Review Summary: Your Newest Guilty Pleasure
The cliché paragraph about the genre: nope, here’s Four Year Strong
“Don’t fix it if it hasn’t broken yet”
When you hear those words sang in Enemy of the World
s opening track ‘It Must Really Suck to be Four Year Strong Right Now
’ you will definitely think this by the end of the album; they didn’t take their own advice. Four Year Strong came bursting into the over flooded pop/punk scene back in 08 with their debut Rise or Die Trying and while these five positive, beard-wielding gentlemen had the best intentions, their self stylized ‘happy hardcore’ blend of mainstream friendly pop and chugging hardcore just fell flat on its face. The sugary gimmicks, the overproduction, and the overly flamboyant bright colors might be able to satiate the average twelve year olds taste in music but leaves the rest of the population with just a sugar-induced cavity. With that being said, Four Year Strong already had quite a hole to dig themselves out of when the cover album ‘Explains it All’ came out in the summer of 09. Not only was it unnecessary, it was subpar and hinted to the masses that maybe Four Year Strong’s musical creativity to craft new and fresh songs had ran out, the hole seemed to have been dug six feet underground. But now the year is 2010 and Four Year Strong takes their next swing at the base with Enemy of the World and in an amazing feat of musicianship and creativity they have blasted this one into the top bleachers and out of the damn park.

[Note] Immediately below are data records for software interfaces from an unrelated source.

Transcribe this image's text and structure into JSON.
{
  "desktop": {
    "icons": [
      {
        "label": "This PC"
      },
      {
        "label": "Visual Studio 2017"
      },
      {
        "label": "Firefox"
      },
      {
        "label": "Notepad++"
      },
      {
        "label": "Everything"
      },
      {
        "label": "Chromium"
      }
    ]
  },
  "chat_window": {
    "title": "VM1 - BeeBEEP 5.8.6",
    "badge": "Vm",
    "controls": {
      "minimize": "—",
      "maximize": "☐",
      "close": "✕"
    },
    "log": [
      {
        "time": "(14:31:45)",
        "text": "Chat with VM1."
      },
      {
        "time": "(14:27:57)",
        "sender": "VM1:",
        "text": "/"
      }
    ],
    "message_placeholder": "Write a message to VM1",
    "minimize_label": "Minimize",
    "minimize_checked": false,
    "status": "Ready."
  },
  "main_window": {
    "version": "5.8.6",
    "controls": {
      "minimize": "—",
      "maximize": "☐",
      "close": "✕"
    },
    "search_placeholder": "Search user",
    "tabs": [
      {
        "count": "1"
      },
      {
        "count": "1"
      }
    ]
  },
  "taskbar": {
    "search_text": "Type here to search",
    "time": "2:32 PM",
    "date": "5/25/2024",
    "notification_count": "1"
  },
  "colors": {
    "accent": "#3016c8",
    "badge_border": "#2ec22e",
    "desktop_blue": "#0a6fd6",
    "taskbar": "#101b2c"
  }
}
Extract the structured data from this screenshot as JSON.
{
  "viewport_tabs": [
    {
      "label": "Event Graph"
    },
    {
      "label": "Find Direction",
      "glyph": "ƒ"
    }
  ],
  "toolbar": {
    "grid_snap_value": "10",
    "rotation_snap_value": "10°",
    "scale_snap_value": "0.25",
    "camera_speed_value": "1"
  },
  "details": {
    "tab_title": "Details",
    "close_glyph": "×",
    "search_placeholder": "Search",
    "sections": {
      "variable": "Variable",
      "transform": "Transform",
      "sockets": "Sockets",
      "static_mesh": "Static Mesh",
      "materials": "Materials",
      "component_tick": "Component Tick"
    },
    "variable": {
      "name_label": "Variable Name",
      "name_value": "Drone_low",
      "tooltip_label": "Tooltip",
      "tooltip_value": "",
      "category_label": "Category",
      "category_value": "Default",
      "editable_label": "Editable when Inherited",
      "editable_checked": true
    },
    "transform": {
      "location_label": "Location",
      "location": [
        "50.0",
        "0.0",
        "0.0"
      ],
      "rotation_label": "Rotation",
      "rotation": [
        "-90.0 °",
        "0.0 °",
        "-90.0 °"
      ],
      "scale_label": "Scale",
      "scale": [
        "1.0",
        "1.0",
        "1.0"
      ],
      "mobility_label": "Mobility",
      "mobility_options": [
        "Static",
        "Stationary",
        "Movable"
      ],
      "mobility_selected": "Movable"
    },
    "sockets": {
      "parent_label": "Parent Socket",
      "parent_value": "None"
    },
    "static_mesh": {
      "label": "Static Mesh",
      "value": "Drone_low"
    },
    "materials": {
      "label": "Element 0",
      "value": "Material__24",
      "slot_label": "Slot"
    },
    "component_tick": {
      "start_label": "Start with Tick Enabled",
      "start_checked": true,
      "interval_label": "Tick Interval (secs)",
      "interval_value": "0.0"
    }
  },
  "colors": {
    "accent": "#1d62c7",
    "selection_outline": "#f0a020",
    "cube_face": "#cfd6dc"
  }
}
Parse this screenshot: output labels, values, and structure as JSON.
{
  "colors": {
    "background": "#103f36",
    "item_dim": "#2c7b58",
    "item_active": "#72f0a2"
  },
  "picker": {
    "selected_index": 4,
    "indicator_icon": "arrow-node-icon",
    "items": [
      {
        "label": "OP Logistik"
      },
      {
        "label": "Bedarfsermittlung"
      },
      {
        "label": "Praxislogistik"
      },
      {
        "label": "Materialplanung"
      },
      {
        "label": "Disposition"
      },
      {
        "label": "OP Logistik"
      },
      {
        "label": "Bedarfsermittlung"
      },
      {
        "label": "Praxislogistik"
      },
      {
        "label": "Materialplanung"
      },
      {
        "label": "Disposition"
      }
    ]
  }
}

To call Four Year Strong ‘unique’ is a grievous error. They play a stylized blend of melodic hardcore that has been around since the 90s with bands like Lifetime and Kid Dynamite and has seen a resurgence with bands like A Day to Remember, New Found Glory and, of course, Set Your Goals. But the thing that makes Enemy of the World a standout album in this sea is a list of factors. Four Year Strong have taken all the errors and problems that plagued Rise or Die Trying (which were substantial) and they didn’t just improve them, the completely redesigned it. Four Year Strong have given us eleven anthems of pure energy and youthful enthusiasm that not only beat out Set Your Goals sophomore album ‘This Will Be the Death of Us’, it sets the bar for other bands that few others will most likely reach. Every track on this album is memorable and uplifting, we find no respite, no breaks in this album. Track by track from the Fall Out Boy-esque track ‘On A Saturday
’, to the fiery anthem of ‘What the Hell is a Gigawatt?
’ to the Motion City Soundtrack inspired ‘Flannel is the Color of My Energy
’ Four Year Strong proves that you can take the best that the pop/punk genre can offer, increase the speed to 100 BPS and craft one of the most electrically charged albums offered in a long time.
Here is what makes Enemy of the World such an excellent album. A problem that plagued Rise or Die Trying was the copious amounts of polished production that was heaped upon the instruments. Layer after layer of crystal clear guitars, drums and synths added to the auto-corrected tune of vocalists Dan O’Connor and Alan Day made the listen of their debut to be a choking event. With their sophomore album, Four Year Strong has substantially trimmed down the in-studio production layering. While far from being considered ‘raw’, the production has now taken a backseat to the band and it gives credit to the prowess of the individual band members. Instead of overly polished production we are treated to a more wall-of-sound assault of blaring, over amplified guitars cranked to the max that bands such as Set Your Goals and Lifetime are more accustomed to. The overly layered vocals have also all but disappeared; this now forces vocalists O’Connor and Day to project much more loudly then felt in Rise or Die Trying, giving the album a much needed ‘kick in the pants’ that was painfully lacking in their debut. Keyboardist Josh Lyford has also stepped up to the vocal plate, delivering a hardcore edge to the album with his exceptional yells that sound genuine and heartfelt (listen to ‘What the Hell is a Gigawatt
’). Every aspect in songwriting and musicianship has improved extensively on this album; it’s hard to see that this was the same band that most wrote off as a trendy, scene-girl gimmick.
At the end of the day, is this album worth your time? Definitely. While it might not be enough to change your opinion of the genre, it will not be said that Four Year Strong came out with their guns blazing on this album: they’ve rolled up the flannel sleeves and have pulled the new-era hat back. Aggressive, heavy and heartfelt, Four Year Strong prove that they can take criticism and throw it back in our face with eleven blistering hot tracks of solid melodic hardcore. Set Your Goals and Polar Bear Club are now fading and sound dim; ‘cause its Four Year Strong year to shine. Enemy of the World will carry us from the coldness of winter and bring us straight into summer and will probably go farther then that. A truly impressive album, this is your newest guilty pleasure. Ladies and gentlemen, this is Four Year Strong and they have never sounded better.